  • Pack Extra – An undershirt and fleece top to change into for the way home or have a full set of clothes if able.
  • Warm Boots – Keep your ski boots warm in your car’s cabin not the trunk on the way up to the trailhead
  • Eat Well – Have a proper high carb meal in the morning before you go out and bring some type of energy bar foods for the trails to top up your gas tank.
  • External Heat – Glove warming packets and electric socks are an option if you are having problems with generating your own heat on the hands and feet extremities.

 

I have included some links on this page to sites that I believe offer good quality apparel. I may get a small referral fee if you shop at these suppliers using my links. This is at no extra cost to you.

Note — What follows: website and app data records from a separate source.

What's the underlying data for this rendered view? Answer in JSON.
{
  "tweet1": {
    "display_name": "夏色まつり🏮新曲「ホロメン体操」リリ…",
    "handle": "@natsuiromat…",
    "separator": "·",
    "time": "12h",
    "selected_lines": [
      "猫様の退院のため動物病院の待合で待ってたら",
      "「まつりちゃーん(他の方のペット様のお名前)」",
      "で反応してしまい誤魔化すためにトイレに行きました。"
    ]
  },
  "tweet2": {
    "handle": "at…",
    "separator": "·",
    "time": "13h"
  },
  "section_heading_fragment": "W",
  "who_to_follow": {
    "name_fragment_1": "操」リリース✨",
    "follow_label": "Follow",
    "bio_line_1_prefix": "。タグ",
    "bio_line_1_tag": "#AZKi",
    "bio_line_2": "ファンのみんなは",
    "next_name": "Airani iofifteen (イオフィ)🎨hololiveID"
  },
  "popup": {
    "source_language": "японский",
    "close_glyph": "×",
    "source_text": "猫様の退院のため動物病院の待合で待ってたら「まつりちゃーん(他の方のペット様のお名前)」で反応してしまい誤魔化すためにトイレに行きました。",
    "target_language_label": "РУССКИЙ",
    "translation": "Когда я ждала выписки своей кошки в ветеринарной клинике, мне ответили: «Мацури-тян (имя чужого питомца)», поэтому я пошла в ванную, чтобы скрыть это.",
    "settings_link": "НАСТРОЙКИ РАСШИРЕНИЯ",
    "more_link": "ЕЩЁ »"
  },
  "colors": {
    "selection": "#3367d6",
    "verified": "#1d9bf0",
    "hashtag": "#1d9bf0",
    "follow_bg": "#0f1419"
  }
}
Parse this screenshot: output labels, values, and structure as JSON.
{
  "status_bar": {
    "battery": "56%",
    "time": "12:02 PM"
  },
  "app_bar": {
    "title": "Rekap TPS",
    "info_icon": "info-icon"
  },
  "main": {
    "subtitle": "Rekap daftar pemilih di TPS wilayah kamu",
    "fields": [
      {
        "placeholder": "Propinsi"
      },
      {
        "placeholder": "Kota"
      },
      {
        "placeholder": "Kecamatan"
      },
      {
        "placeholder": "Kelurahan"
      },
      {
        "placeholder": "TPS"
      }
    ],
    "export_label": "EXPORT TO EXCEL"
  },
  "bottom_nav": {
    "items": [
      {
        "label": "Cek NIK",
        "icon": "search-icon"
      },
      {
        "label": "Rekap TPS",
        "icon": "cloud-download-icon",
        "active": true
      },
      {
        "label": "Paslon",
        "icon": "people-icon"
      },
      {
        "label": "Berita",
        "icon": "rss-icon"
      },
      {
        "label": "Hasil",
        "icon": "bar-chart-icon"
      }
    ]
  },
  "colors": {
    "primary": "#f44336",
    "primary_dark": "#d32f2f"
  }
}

There is an eco-friendly movement recently to recycle old fibres to make into new garments.  Patagonia is a leader in this cause and sensitive about its carbon footprint. I am delighted to be able to represent them.

Some items get expensive I know. Think of it as an investment in comfort and safeguarding against frostbite and the nasty Canadian winters we can get stuck in. Also, consider it as a little insurance to better your odds when the going gets tough or there is a problem. They usually last longer too.

Check used clothing stores for older similar garments good for the trail.  And try ski swaps at Nordic ski club events they may have gently worn garments.

So there you have it, a basic getup to take on Ontario winters and enjoy them. As mentioned, modify your wardrobe according to the activity and weather outside.

Then get out there and Go for It!

For more info on this topic :

MEC – Clothing Layers: How to Stay Warm

Salomon – How to Properly Dress in 3 Layers 

Outside Magazine – Dress for Cross Country Skiing

 

 

Play safe, stay warm – Dan R.

Suggested locations to shop online:

Quality Clothing with Fast Shipping

Patagonia – up to 40% OFF Sale on Winter Apparel

Salomon  – Outdoor Ski Clothes Layers

Mountain Equipment Co-op (MEC) – Nordic Ski Jackets, Gloves, Hats, Socks

February 7, 2021No comments,